It’s PECOTA week over at Baseball Prospectus and this morning they released their projected standings for Major League Baseball. Scrolling on down to the National League Central and you’ll see that Cincinnati Reds are projected for a 78-84 record, which would put them in 4th place in the division and eight games back of the St. Louis Cardinals and five games up on the last place Pittsburgh Pirates.
Within the projections are the runs scored and runs allowed for each team. Last year the Reds outperformed their pythagorean record by five wins. Cincinnati scored 783 runs and allowed 821 runs on the season, which would put their pythagorean record at 77-85, but they actually finished 82-80.
So what does the PECOTA projection have in those columns this season? 795 runs scored and 829 runs allowed. If you’re still following along with me, that means that PECOTA is saying that the Reds offense will get slightly better this year. That makes some sense given that for the first two months of the season the club was still running out some guys who were performing poorly and eventually lost their jobs to the rookie crop that’s going to be back now and also helped fuel the turn around last summer.
BUT, and all of those letters are capitalized for a reason, it’s also projecting the Reds pitching staff to give up more runs than they did last year. You’re going to have a hard time selling me on that one. Last year the club saw Nick Lodolo miss almost the entire season. Graham Ashcraft went through one of the worst 10-start stretches in baseball history (though he was absolutely dominant outside of that stretch). The group of Luke Weaver, Ben Lively, Luis Cessa, Connor Phillips, Lyon Richardson, Connor Overton, Brett Kennedy, Levi Stoudt, and Carson Spiers combined for 57 starts and an ERA that pushed somewhere near infinity.
While injuries can still happen, and some of the guys are going to have worse years than last season, with the additions of Nick Martinez and Frankie Montas, the club is going to likely have much better depth in the rotation than last year. They won’t likely be giving multiple starts to multiple players who were pitching in the Atlantic League in April. The bullpen has also added depth, and solid depth at that.
When looking at the individual PECOTA projections for players it’s fair to say that they don’t really think anyone is going to be good, but that most players won’t be bad, either. Only Christian Encarnacion-Strand and TJ Friedl are projected to hit over .250 among anyone expected to get real playing time, and neither is above the .255 mark. That just seems incredibly unlikely. Only one player is projected for 20 home runs, and that’s the top on the team – 20 home runs. That also seems very unlikely.
With the pitching, there’s a lot going on. In the rotation the best ERA is 4.25 and the worst is 4.85. While factoring in the Great American Ball Park tax, basically it’s projecting the rotation as mediocre overall, with no one being good and no one being real bad.

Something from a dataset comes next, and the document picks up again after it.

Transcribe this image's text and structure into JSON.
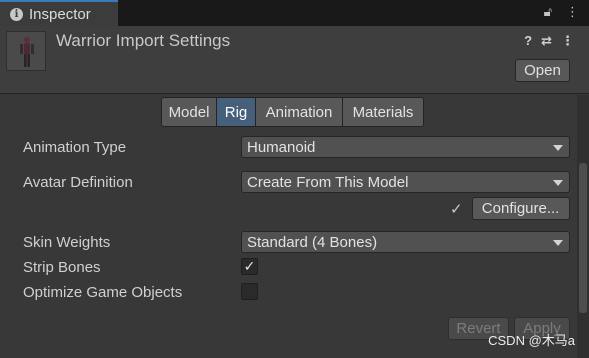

The bullpen projections are bad, though. Real bad. Nick Martinez has the best ERA projection from the group at 4.13. Alexis Diaz, who had a 1.84 ERA as a rookie and a 3.07 ERA last season, is projected for an ERA of 4.52. Many of the guys you expect in the bullpen fall into that mid 4’s range with their ERA.
Projections tend to find the middle ground between “if everything goes right” and “if everything goes wrong”. And that makes sense because in most cases, those situations represent the rarity, the unlikely, etc. But some of the projections just seem off. Like they are missing some data points. Alexis Diaz is a big example there. If you could put the over/under on his ERA at 4.52 and take bets on it, the chances you’d get bets on the over could be counted on one hand.
At the end of the day they play the games out on the field. Projections are fun, and there’s some value in them. But for this specific team, it’s real tough to look at the projection and say the pitching will be worse than last season and the offense is only going to score two more runs per month than they did last year.